- [TASK DESCRIPTION]: Find the word "title" in the records and copy every line where it occurs.

- [DATASET]:

--------------------

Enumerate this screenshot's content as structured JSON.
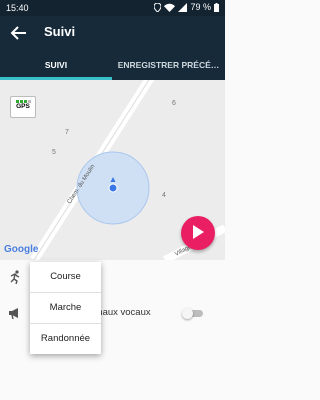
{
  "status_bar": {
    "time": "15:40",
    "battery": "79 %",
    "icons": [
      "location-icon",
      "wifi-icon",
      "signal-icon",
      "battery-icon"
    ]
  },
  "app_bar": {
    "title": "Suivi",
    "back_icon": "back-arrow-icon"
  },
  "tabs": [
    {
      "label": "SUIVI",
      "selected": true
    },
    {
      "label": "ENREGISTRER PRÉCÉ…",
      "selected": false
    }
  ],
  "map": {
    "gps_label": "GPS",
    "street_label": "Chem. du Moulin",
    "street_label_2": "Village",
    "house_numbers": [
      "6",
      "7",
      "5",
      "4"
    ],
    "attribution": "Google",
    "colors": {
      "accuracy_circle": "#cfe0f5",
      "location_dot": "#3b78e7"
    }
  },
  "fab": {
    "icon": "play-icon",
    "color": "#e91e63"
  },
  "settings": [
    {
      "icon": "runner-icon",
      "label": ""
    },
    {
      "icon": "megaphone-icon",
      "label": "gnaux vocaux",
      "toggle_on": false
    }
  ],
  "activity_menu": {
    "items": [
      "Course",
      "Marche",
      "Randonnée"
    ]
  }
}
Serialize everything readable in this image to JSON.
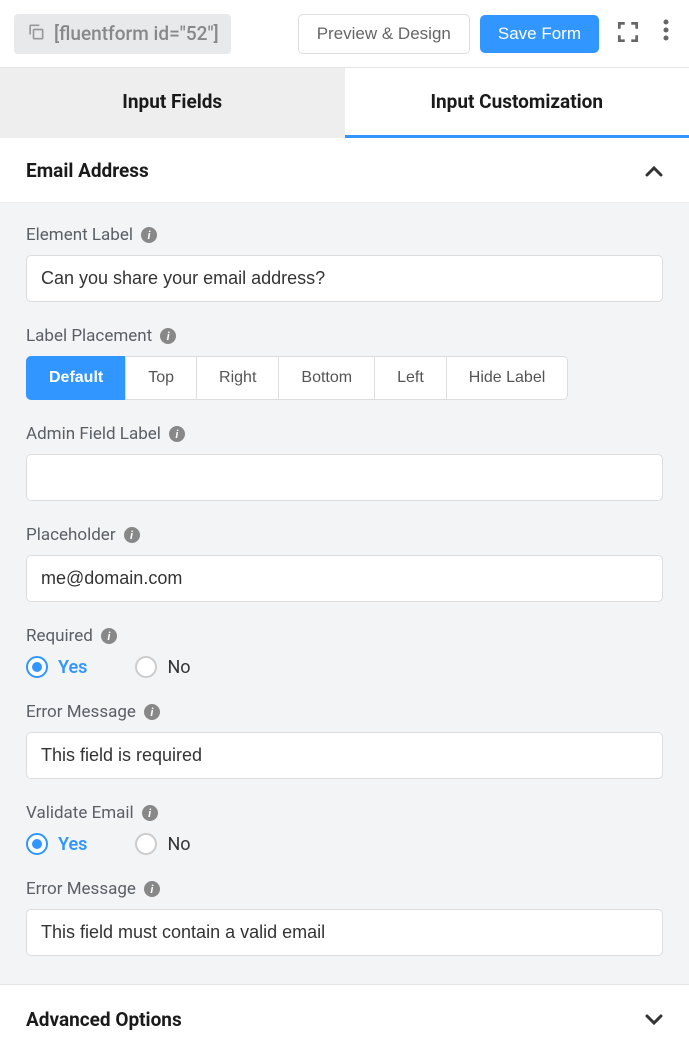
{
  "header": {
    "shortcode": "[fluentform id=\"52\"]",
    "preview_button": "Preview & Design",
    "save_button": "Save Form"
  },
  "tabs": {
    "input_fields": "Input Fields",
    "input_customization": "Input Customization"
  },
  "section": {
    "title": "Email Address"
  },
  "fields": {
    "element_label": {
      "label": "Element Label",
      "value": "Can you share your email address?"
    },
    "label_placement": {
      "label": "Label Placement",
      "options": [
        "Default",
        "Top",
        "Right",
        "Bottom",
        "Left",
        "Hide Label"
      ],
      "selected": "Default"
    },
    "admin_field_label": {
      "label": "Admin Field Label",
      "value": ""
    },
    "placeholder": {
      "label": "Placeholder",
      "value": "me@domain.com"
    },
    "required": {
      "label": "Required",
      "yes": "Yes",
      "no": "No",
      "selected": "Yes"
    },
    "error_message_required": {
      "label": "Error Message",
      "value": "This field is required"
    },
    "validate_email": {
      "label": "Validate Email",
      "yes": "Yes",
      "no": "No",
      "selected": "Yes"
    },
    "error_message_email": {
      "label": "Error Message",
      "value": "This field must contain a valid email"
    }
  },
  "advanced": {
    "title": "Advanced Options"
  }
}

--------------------

- [EXERCISE OUTPUT]:
    "title": "Suivi",
    "title": "Email Address"
    "title": "Advanced Options"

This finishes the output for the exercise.